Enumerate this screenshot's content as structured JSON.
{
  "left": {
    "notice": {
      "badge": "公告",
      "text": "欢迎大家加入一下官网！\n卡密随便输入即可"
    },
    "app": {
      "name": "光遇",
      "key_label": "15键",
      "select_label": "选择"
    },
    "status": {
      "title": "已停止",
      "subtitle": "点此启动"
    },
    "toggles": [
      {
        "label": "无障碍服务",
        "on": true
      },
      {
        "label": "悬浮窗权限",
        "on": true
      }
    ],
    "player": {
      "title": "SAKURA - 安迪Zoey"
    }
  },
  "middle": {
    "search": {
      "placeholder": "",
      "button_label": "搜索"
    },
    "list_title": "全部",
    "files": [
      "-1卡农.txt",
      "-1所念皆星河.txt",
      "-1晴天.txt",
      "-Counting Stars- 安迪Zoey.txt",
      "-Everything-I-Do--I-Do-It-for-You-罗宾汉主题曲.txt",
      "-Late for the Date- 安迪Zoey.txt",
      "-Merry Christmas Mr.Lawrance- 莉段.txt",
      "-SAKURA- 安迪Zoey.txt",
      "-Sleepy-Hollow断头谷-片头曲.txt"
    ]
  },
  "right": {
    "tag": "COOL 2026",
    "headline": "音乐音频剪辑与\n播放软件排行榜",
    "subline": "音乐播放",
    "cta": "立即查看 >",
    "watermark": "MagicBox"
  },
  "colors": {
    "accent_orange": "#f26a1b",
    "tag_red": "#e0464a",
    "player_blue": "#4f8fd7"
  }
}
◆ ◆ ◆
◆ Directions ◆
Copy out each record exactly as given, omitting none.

◆ Task result ◆
Enumerate this screenshot's content as structured JSON.
{
  "left": {
    "notice": {
      "badge": "公告",
      "text": "欢迎大家加入一下官网！\n卡密随便输入即可"
    },
    "app": {
      "name": "光遇",
      "key_label": "15键",
      "select_label": "选择"
    },
    "status": {
      "title": "已停止",
      "subtitle": "点此启动"
    },
    "toggles": [
      {
        "label": "无障碍服务",
        "on": true
      },
      {
        "label": "悬浮窗权限",
        "on": true
      }
    ],
    "player": {
      "title": "SAKURA - 安迪Zoey"
    }
  },
  "middle": {
    "search": {
      "placeholder": "",
      "button_label": "搜索"
    },
    "list_title": "全部",
    "files": [
      "-1卡农.txt",
      "-1所念皆星河.txt",
      "-1晴天.txt",
      "-Counting Stars- 安迪Zoey.txt",
      "-Everything-I-Do--I-Do-It-for-You-罗宾汉主题曲.txt",
      "-Late for the Date- 安迪Zoey.txt",
      "-Merry Christmas Mr.Lawrance- 莉段.txt",
      "-SAKURA- 安迪Zoey.txt",
      "-Sleepy-Hollow断头谷-片头曲.txt"
    ]
  },
  "right": {
    "tag": "COOL 2026",
    "headline": "音乐音频剪辑与\n播放软件排行榜",
    "subline": "音乐播放",
    "cta": "立即查看 >",
    "watermark": "MagicBox"
  },
  "colors": {
    "accent_orange": "#f26a1b",
    "tag_red": "#e0464a",
    "player_blue": "#4f8fd7"
  }
}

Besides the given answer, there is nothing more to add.